A word-for-word copy of the entries, with the images left out, is what you should write.

--- Recorded data ---

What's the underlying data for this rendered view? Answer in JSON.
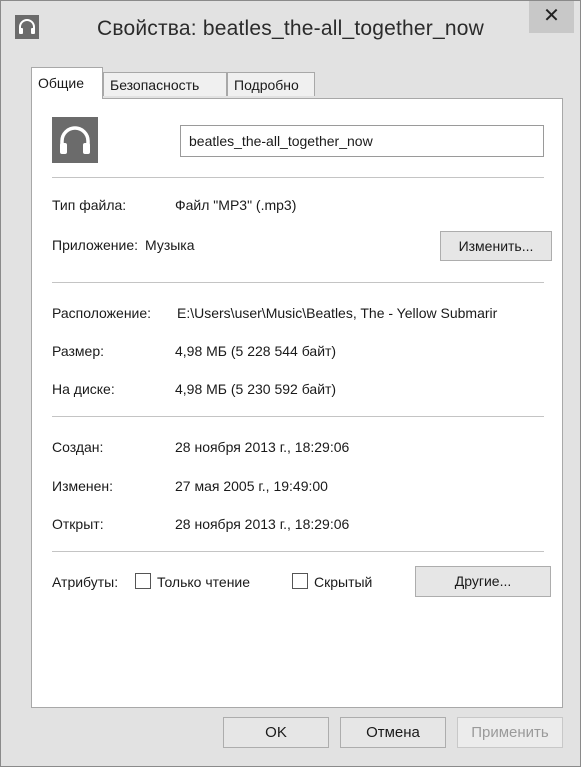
{
  "window": {
    "title": "Свойства: beatles_the-all_together_now",
    "close_glyph": "✕"
  },
  "tabs": [
    {
      "label": "Общие",
      "active": true
    },
    {
      "label": "Безопасность",
      "active": false
    },
    {
      "label": "Подробно",
      "active": false
    }
  ],
  "general": {
    "file_name": "beatles_the-all_together_now",
    "file_icon": "headphones-icon",
    "file_type_label": "Тип файла:",
    "file_type_value": "Файл \"MP3\" (.mp3)",
    "app_label": "Приложение:",
    "app_value": "Музыка",
    "change_button": "Изменить...",
    "location_label": "Расположение:",
    "location_value": "E:\\Users\\user\\Music\\Beatles, The - Yellow Submarir",
    "size_label": "Размер:",
    "size_value": "4,98 МБ (5 228 544 байт)",
    "disk_label": "На диске:",
    "disk_value": "4,98 МБ (5 230 592 байт)",
    "created_label": "Создан:",
    "created_value": "28 ноября 2013 г., 18:29:06",
    "modified_label": "Изменен:",
    "modified_value": "27 мая 2005 г., 19:49:00",
    "opened_label": "Открыт:",
    "opened_value": "28 ноября 2013 г., 18:29:06",
    "attributes_label": "Атрибуты:",
    "readonly_label": "Только чтение",
    "readonly_checked": false,
    "hidden_label": "Скрытый",
    "hidden_checked": false,
    "other_button": "Другие..."
  },
  "footer": {
    "ok": "OK",
    "cancel": "Отмена",
    "apply": "Применить"
  }
}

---

- **Exercise solution**
What's the underlying data for this rendered view? Answer in JSON.
{
  "window": {
    "title": "Свойства: beatles_the-all_together_now",
    "close_glyph": "✕"
  },
  "tabs": [
    {
      "label": "Общие",
      "active": true
    },
    {
      "label": "Безопасность",
      "active": false
    },
    {
      "label": "Подробно",
      "active": false
    }
  ],
  "general": {
    "file_name": "beatles_the-all_together_now",
    "file_icon": "headphones-icon",
    "file_type_label": "Тип файла:",
    "file_type_value": "Файл \"MP3\" (.mp3)",
    "app_label": "Приложение:",
    "app_value": "Музыка",
    "change_button": "Изменить...",
    "location_label": "Расположение:",
    "location_value": "E:\\Users\\user\\Music\\Beatles, The - Yellow Submarir",
    "size_label": "Размер:",
    "size_value": "4,98 МБ (5 228 544 байт)",
    "disk_label": "На диске:",
    "disk_value": "4,98 МБ (5 230 592 байт)",
    "created_label": "Создан:",
    "created_value": "28 ноября 2013 г., 18:29:06",
    "modified_label": "Изменен:",
    "modified_value": "27 мая 2005 г., 19:49:00",
    "opened_label": "Открыт:",
    "opened_value": "28 ноября 2013 г., 18:29:06",
    "attributes_label": "Атрибуты:",
    "readonly_label": "Только чтение",
    "readonly_checked": false,
    "hidden_label": "Скрытый",
    "hidden_checked": false,
    "other_button": "Другие..."
  },
  "footer": {
    "ok": "OK",
    "cancel": "Отмена",
    "apply": "Применить"
  }
}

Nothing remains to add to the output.